[Start of section]

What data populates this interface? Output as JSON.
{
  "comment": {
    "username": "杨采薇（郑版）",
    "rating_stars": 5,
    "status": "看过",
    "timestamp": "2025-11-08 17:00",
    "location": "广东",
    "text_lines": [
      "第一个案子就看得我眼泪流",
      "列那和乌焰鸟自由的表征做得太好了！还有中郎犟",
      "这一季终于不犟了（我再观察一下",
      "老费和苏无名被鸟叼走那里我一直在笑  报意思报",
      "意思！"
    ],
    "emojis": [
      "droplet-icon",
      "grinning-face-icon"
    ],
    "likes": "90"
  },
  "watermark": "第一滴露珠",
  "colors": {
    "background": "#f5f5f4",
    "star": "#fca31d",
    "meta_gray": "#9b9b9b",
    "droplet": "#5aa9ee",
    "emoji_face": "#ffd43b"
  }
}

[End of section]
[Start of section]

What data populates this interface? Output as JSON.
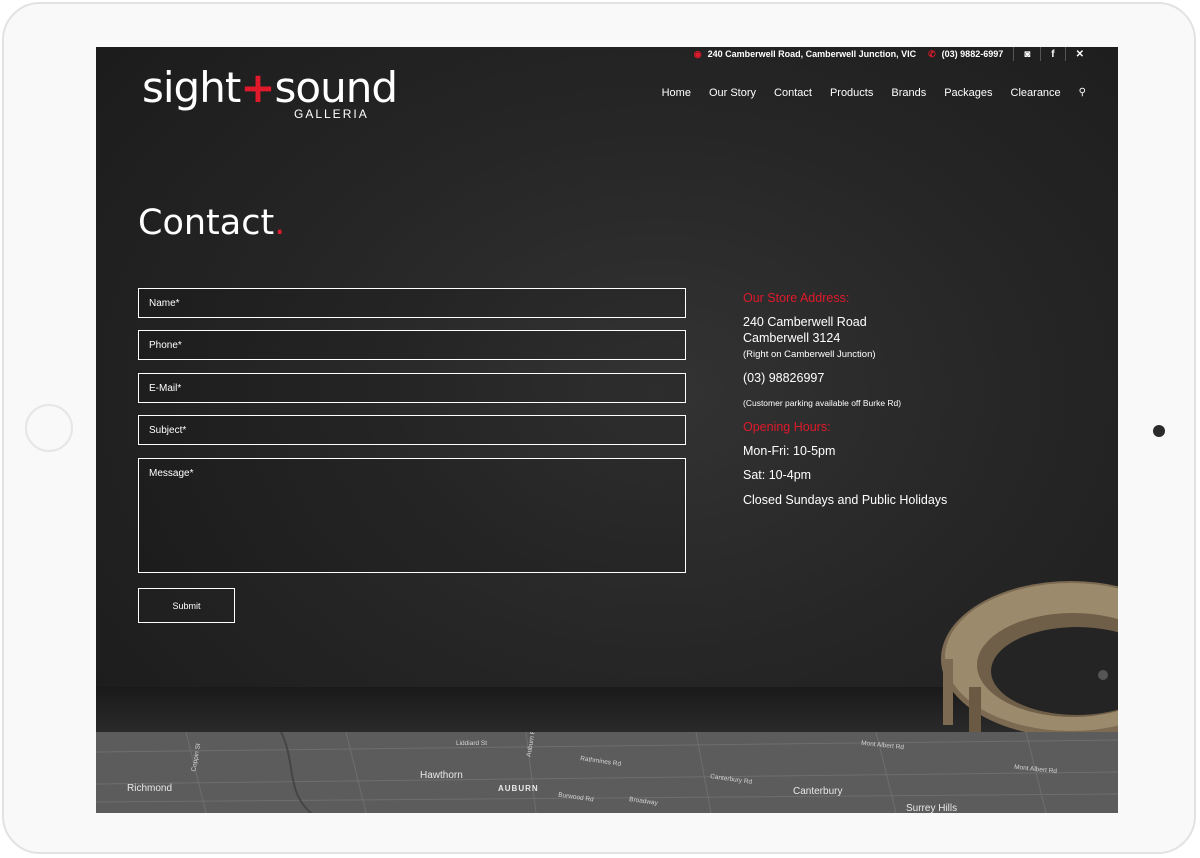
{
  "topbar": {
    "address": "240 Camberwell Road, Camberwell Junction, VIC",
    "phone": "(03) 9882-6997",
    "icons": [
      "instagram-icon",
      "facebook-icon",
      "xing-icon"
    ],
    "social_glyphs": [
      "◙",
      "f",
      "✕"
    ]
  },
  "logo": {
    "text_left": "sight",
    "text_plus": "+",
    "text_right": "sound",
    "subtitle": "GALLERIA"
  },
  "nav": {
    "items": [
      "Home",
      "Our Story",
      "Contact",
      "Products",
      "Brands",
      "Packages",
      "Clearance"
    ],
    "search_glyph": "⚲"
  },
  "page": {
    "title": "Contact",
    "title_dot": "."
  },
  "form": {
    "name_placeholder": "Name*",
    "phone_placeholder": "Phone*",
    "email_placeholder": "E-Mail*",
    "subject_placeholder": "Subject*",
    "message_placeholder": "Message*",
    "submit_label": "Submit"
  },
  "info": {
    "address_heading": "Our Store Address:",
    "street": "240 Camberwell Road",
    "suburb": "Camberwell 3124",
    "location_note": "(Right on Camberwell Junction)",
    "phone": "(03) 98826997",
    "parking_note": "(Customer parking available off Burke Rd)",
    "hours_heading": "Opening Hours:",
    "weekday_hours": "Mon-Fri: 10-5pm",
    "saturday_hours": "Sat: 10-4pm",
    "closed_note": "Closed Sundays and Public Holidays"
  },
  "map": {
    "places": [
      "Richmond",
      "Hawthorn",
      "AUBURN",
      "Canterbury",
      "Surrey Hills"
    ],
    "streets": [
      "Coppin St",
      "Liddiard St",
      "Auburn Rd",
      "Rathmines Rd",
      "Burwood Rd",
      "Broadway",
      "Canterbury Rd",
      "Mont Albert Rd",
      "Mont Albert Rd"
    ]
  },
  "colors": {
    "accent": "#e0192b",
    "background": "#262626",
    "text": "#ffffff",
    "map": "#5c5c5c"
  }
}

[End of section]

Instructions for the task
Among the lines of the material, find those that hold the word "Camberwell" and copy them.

Answer for this exercise
    "address": "240 Camberwell Road, Camberwell Junction, VIC",
    "street": "240 Camberwell Road",
    "suburb": "Camberwell 3124",
    "location_note": "(Right on Camberwell Junction)",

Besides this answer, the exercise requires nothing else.